parcel and doing this made a substantial lot after zoning was granted (Cordell,
2014). As such, an individual will need to present to the Board, a clear
history of how the property was made as well as developed over the course of
as to determine the standards Jim must show in order to get a variance to
enable him build the gas station the board would rely on two so that to develop
relevant decision: B.J.’S Wholesale Inc. V.
Hutchings and Shacka v. Board of Appeals,
341 Mass. 593. In the B.J.’S Wholesale Inc. V.
Hutchings case the plaintiff, B.J.’S Wholesale Inc. seeks judicial review of a
decision for a denial of a request for a permit to construct as well as operate
a gasoline station in a parking lot of the company’s whole club store
adjustment to Route 1 in Attleboro. The court rejected the request for the
permit stating some shortcoming it realized with the B.J.’S Wholesale Inc.
application (Commonwealth of Massachusetts Superior Court BRISTOL,
2000). The first one was that the Board
made a conclusion that the gas station to be constructed would result in undue
traffic congestion as well as hinder pedestrian safety as three areas. the
court reasoned that the gas station would add more problems to the already existing
ones in terms of traffic.
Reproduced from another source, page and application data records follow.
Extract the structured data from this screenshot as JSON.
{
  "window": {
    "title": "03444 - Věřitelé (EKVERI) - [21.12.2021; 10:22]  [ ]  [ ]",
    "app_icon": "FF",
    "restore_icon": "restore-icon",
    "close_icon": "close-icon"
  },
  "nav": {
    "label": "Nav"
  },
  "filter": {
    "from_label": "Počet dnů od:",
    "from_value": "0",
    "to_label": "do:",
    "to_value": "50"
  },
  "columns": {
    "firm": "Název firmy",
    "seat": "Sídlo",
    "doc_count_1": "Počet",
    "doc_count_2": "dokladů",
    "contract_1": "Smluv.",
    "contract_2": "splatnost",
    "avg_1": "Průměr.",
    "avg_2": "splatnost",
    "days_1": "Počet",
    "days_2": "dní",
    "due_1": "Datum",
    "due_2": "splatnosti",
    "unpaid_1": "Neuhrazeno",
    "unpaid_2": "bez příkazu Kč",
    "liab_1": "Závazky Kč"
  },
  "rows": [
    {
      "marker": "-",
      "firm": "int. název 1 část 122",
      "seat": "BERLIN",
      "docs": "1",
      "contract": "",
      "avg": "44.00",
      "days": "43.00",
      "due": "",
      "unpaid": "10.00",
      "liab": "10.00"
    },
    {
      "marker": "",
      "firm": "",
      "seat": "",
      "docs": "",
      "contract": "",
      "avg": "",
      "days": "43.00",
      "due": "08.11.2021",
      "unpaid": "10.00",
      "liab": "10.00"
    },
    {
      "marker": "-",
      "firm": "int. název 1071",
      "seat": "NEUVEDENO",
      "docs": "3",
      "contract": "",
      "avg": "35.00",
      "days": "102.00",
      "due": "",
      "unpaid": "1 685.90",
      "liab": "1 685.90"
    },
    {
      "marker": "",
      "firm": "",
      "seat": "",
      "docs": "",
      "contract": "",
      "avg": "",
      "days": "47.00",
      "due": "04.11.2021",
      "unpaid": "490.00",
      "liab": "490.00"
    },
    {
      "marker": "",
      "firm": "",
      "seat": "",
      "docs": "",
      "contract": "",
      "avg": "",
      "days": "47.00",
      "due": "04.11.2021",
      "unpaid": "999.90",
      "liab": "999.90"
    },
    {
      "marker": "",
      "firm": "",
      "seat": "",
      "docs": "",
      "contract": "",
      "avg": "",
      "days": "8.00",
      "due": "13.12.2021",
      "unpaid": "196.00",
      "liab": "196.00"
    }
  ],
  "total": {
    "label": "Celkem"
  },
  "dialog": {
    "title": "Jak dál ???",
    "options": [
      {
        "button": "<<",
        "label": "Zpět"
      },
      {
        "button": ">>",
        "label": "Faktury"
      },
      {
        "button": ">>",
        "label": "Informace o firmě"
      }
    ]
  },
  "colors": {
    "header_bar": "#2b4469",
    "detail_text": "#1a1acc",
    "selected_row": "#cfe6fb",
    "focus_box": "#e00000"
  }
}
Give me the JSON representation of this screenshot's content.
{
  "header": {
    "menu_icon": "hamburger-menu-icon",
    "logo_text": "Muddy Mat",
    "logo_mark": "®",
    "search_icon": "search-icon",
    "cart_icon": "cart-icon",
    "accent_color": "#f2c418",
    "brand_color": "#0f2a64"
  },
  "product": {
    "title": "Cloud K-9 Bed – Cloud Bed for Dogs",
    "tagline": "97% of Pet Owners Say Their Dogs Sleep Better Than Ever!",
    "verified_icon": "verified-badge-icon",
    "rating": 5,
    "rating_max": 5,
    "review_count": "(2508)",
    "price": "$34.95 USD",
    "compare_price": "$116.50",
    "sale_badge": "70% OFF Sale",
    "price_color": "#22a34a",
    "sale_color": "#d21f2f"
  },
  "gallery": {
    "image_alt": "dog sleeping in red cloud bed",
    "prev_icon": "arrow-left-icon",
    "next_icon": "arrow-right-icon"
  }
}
The Board also
based its argument on the decision that the gasoline station would exacerbate
the current issues facing this location impairing the pedestrian’s safety and
make a bad situation worse. The second
shortcoming is that, as identified by the Board, the gas station would have a serious undesirable impact on the public
and neighborhood (Commonwealth of Massachusetts Superior
Court BRISTOL, 2000). The Board held that the
people already had enough problems to deal with, the gas station will only add
to this because it would result in a lot of noises,
the unreasonable level of traffic, and
glares from the parking lights.
In the case of Shacka v. Board of Appeals, 341 Mass. 593,
appellant had purchased a property at Gorham Street, Chelmsford next to a
highway as a location for a service
station. This is after the intervener was evicted from the current position due
to public construction activities (Wilkins, Spalding & Cutter, 2000). The
new site was flat and could be used for almost anything. However, the Board
ruled against the appellant on the grounds that there was not substantial
hardship was experienced by the
applicant. the hardship was caused by
taking the previous space and was found unnecessary because it did not affect
the zoning district in which it was positioned (Wilkins, Spalding & Cutter,
2000). From this, it can be argued that
Jim does not have a good basis of getting the variance. This is because it can
be seen that he does not meet that hardship requirement. Second, his case is
similar that of Shacka v. Board of
Appeals in that he is only interested in getting the variance so that he can
meet his financial needs. In the same way, getting the variance does not
benefit the public in any way. Therefore, the Board is most likely to deny
granting Jim the variance.
issue at hand concerns the standard that Jim must meet so that he can granted a variance
to zoning his commercial office building
into a gas station. With respect to the analysis and rules, it can be seen
that Jim does not meet most of the requirement stipulated in the rule and. Therefore, the Board will not grant him